Having a peaceful bedtime and sticking to a sleep routine help in depression cases. Since sleep problems are often seen in people with depression, good sleep habits are crucial.

They fight tiredness and guarantee enough rest. Therefore, they’re an important part of treating depression.

Social Support

Strong social circles lessen feelings of being alone, which is a big depression risk. Spending time with people, whether friends, family, or a supportive group, is key.

It gives you emotional support and a sense of fitting in, which makes your mood better.

Stress Management Techniques

Handling stress with methods like meditation or talking therapy can help a lot. These ways lower symptoms, relax you, and make you deal better with life.

Using these practices plus treatment, whether OTC or prescription, betters the plan against depression.


Over-the-counter herbal and dietary supplements might help with light to mid depression. But, they shouldn’t replace seeing a doctor. St. John’s wort, omega-3s, 5-HTP, SAM-e, and Rhodiola rosea might work. But they don’t work as well as medicines doctors give. Talk to your doctor before taking any OTC supplements. They could cause problems with your medicines. They might have bad effects too.

It’s good to use these supplements with better habits like more exercise and good sleep. They should go with help from friends and finding ways to handle stress. People with very bad depression need to see a doctor. They may need to take prescription medicines or get other kinds of help. The best way to deal with depression is to get full help from a doctor. Using only OTC things is not enough.

So, if you mix OTC things with better life choices and doctor advice, it helps with not so bad depression. But, if you feel very bad, get help from your doctor right away. They can say what’s the best for you.


What are some over-the-counter (OTC) treatments for mild to moderate depression?

You can try some OTC options for mild to moderate depression. These include St. John’s wort, omega-3 fatty acids, and others. But remember, they may not work as well as prescribed medicines.

How effective are OTC treatments for depression compared to prescription medications?

OTC treatments aren’t usually as strong as prescription drugs. They might help a bit with mild to moderate depression. But for the best advice, talk to your doctor first.

What are the potential side effects and drug interactions of OTC depression treatments?

OTC products can have side effects and might not mix well with other drugs. Always tell your doctor about any OTC stuff you’re using to be safe.

How should OTC treatments for depression be used?

For the most help, use OTC treatments with healthier living. This means getting regular exercise and managing stress. Remember, they’re not a full substitute for seeing a doctor.

When should someone seek professional medical treatment for depression instead of using OTC options?

Seek a doctor’s help for moderate to severe depression, especially if you’re thinking about hurting yourself.

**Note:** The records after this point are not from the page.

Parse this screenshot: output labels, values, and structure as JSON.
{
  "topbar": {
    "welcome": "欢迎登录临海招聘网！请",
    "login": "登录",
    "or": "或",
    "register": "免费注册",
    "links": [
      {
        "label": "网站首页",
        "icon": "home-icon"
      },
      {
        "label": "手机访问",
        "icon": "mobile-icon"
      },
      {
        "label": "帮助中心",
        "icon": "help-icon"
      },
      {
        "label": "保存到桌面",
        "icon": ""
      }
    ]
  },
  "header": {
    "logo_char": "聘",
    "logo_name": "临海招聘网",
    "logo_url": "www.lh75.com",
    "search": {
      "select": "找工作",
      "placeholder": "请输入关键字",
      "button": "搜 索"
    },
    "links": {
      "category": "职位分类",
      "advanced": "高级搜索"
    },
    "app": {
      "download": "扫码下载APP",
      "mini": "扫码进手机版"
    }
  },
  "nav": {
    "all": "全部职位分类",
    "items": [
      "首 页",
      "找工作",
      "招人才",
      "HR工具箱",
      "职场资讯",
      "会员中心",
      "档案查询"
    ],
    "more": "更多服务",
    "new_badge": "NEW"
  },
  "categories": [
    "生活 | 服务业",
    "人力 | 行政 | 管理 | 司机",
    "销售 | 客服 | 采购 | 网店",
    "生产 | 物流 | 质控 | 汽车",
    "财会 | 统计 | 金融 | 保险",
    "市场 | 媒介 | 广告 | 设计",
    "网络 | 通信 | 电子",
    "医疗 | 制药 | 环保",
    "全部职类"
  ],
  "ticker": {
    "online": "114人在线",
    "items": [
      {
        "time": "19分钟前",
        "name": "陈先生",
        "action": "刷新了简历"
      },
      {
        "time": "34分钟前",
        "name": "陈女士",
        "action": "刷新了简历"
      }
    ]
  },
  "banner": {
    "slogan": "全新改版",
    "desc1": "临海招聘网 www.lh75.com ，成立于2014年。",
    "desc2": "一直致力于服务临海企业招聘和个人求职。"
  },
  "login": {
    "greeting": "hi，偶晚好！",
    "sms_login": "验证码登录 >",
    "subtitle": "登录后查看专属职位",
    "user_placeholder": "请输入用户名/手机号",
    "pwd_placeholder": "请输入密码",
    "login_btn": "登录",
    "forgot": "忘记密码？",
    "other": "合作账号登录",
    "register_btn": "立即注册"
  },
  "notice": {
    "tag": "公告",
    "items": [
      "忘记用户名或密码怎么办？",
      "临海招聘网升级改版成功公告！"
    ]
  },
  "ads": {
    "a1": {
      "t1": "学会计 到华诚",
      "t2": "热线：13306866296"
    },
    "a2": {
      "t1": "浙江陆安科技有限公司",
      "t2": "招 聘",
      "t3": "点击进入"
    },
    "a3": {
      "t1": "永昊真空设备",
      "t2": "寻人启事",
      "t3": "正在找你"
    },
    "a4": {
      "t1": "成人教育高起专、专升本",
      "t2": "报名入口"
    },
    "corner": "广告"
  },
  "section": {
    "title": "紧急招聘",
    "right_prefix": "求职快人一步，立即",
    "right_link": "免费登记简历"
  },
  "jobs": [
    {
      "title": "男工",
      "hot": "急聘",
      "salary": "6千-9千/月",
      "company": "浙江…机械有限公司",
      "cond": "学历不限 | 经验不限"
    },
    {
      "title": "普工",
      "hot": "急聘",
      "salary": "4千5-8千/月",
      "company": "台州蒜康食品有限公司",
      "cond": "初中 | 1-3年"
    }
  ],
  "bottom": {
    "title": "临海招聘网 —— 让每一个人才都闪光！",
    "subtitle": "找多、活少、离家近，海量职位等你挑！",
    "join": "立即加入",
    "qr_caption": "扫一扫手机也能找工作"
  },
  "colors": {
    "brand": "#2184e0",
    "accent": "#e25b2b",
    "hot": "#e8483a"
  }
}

OTC stuff is better for mild to moderate depression that’s not so severe.

How do I choose a high-quality OTC depression supplement?

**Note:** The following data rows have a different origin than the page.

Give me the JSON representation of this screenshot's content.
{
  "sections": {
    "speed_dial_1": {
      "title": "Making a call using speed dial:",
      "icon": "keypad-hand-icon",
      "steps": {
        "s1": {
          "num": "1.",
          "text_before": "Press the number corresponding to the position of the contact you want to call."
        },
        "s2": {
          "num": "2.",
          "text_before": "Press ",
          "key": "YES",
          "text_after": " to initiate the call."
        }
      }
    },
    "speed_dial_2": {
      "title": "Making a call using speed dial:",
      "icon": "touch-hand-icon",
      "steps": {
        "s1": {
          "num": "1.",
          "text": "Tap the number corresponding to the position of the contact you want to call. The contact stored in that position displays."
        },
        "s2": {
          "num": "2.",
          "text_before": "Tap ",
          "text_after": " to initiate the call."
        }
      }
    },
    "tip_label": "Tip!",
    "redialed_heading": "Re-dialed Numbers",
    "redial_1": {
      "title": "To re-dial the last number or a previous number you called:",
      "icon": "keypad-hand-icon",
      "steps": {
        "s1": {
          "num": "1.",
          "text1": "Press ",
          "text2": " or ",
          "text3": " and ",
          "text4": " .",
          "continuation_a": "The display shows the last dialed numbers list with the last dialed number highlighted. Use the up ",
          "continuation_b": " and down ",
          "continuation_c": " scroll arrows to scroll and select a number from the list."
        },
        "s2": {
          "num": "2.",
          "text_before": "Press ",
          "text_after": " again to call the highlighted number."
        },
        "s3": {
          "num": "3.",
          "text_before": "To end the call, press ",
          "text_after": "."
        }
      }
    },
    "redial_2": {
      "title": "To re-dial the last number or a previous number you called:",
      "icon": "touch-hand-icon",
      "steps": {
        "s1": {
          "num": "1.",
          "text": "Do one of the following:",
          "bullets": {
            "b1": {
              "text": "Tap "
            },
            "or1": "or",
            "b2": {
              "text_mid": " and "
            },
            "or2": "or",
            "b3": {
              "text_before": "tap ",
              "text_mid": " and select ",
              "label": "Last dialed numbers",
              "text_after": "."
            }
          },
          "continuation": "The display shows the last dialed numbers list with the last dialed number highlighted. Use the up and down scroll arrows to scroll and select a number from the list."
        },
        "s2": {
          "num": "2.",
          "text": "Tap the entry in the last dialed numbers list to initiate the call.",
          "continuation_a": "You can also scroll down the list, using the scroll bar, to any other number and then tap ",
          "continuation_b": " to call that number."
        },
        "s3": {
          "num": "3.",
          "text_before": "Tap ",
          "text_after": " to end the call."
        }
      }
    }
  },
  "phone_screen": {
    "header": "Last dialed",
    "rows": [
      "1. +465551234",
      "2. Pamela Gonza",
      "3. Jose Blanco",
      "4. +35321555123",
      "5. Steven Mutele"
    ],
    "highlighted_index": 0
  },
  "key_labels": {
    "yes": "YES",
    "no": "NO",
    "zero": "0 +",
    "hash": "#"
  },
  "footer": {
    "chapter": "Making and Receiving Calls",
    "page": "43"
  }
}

Pick your OTC supplements carefully. Choose well-known brands and read the label. Always talk to your doctor before trying anything new.

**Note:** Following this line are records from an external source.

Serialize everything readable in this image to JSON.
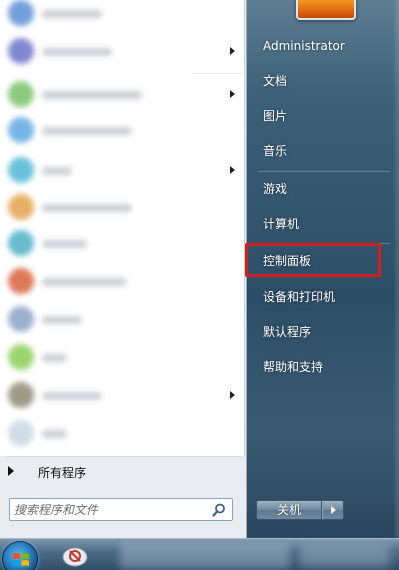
{
  "start_menu": {
    "user_name": "Administrator",
    "right_items": [
      {
        "label": "文档",
        "has_submenu": false
      },
      {
        "label": "图片",
        "has_submenu": false
      },
      {
        "label": "音乐",
        "has_submenu": false
      },
      {
        "label": "游戏",
        "has_submenu": false
      },
      {
        "label": "计算机",
        "has_submenu": false
      },
      {
        "label": "控制面板",
        "has_submenu": false,
        "highlighted": true
      },
      {
        "label": "设备和打印机",
        "has_submenu": false
      },
      {
        "label": "默认程序",
        "has_submenu": false
      },
      {
        "label": "帮助和支持",
        "has_submenu": false
      }
    ],
    "all_programs_label": "所有程序",
    "search": {
      "placeholder": "搜索程序和文件"
    },
    "shutdown_label": "关机"
  },
  "colors": {
    "highlight_border": "#d11f1f",
    "left_panel_bg": "#ffffff",
    "right_panel_bg": "#2c4d66"
  },
  "icons": {
    "search": "search-icon",
    "start_orb": "windows-orb-icon",
    "taskbar_app": "network-app-icon"
  }
}
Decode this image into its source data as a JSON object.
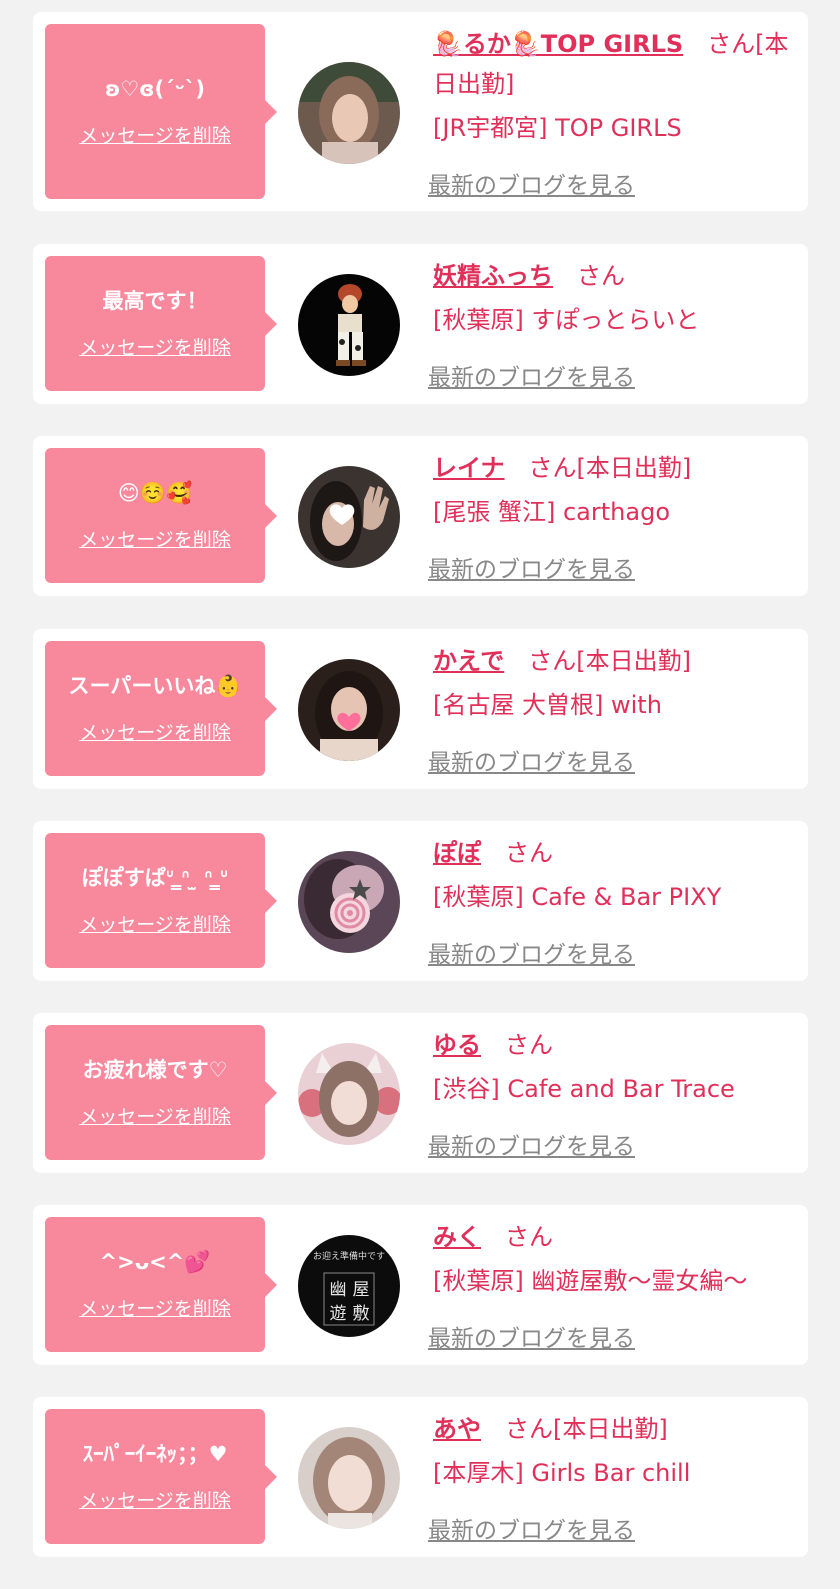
{
  "items": [
    {
      "message": "ʚ♡ɞ(ˊᵕˋ)",
      "delete_label": "メッセージを削除",
      "name": "🪼るか🪼TOP GIRLS",
      "honorific": "さん[本日出勤]",
      "shop": "[JR宇都宮] TOP GIRLS",
      "blog_label": "最新のブログを見る"
    },
    {
      "message": "最高です！",
      "delete_label": "メッセージを削除",
      "name": "妖精ふっち",
      "honorific": "さん",
      "shop": "[秋葉原] すぽっとらいと",
      "blog_label": "最新のブログを見る"
    },
    {
      "message": "😊☺️🥰",
      "delete_label": "メッセージを削除",
      "name": "レイナ",
      "honorific": "さん[本日出勤]",
      "shop": "[尾張 蟹江] carthago",
      "blog_label": "最新のブログを見る"
    },
    {
      "message": "スーパーいいね👶",
      "delete_label": "メッセージを削除",
      "name": "かえで",
      "honorific": "さん[本日出勤]",
      "shop": "[名古屋 大曽根] with",
      "blog_label": "最新のブログを見る"
    },
    {
      "message": "ぽぽすぱᐡ ̳ᐢ ̫ ᐢ ̳ᐡ",
      "delete_label": "メッセージを削除",
      "name": "ぽぽ",
      "honorific": "さん",
      "shop": "[秋葉原] Cafe & Bar PIXY",
      "blog_label": "最新のブログを見る"
    },
    {
      "message": "お疲れ様です♡",
      "delete_label": "メッセージを削除",
      "name": "ゆる",
      "honorific": "さん",
      "shop": "[渋谷] Cafe and Bar Trace",
      "blog_label": "最新のブログを見る"
    },
    {
      "message": "^>ᴗ<^💕",
      "delete_label": "メッセージを削除",
      "name": "みく",
      "honorific": "さん",
      "shop": "[秋葉原] 幽遊屋敷〜霊女編〜",
      "blog_label": "最新のブログを見る"
    },
    {
      "message": "ｽｰﾊﾟｰｲｰﾈｯ；；♥",
      "delete_label": "メッセージを削除",
      "name": "あや",
      "honorific": "さん[本日出勤]",
      "shop": "[本厚木] Girls Bar chill",
      "blog_label": "最新のブログを見る"
    }
  ],
  "avatar_seals": [
    "お迎え準備中です",
    "幽",
    "屋",
    "遊",
    "敷"
  ]
}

Can lifestyle modifications alone help with mild to moderate depression?

Yes, changing your lifestyle can improve mild to moderate depression. Along with OTC or prescription drugs, things like exercise, sleep, and support from friends can really help.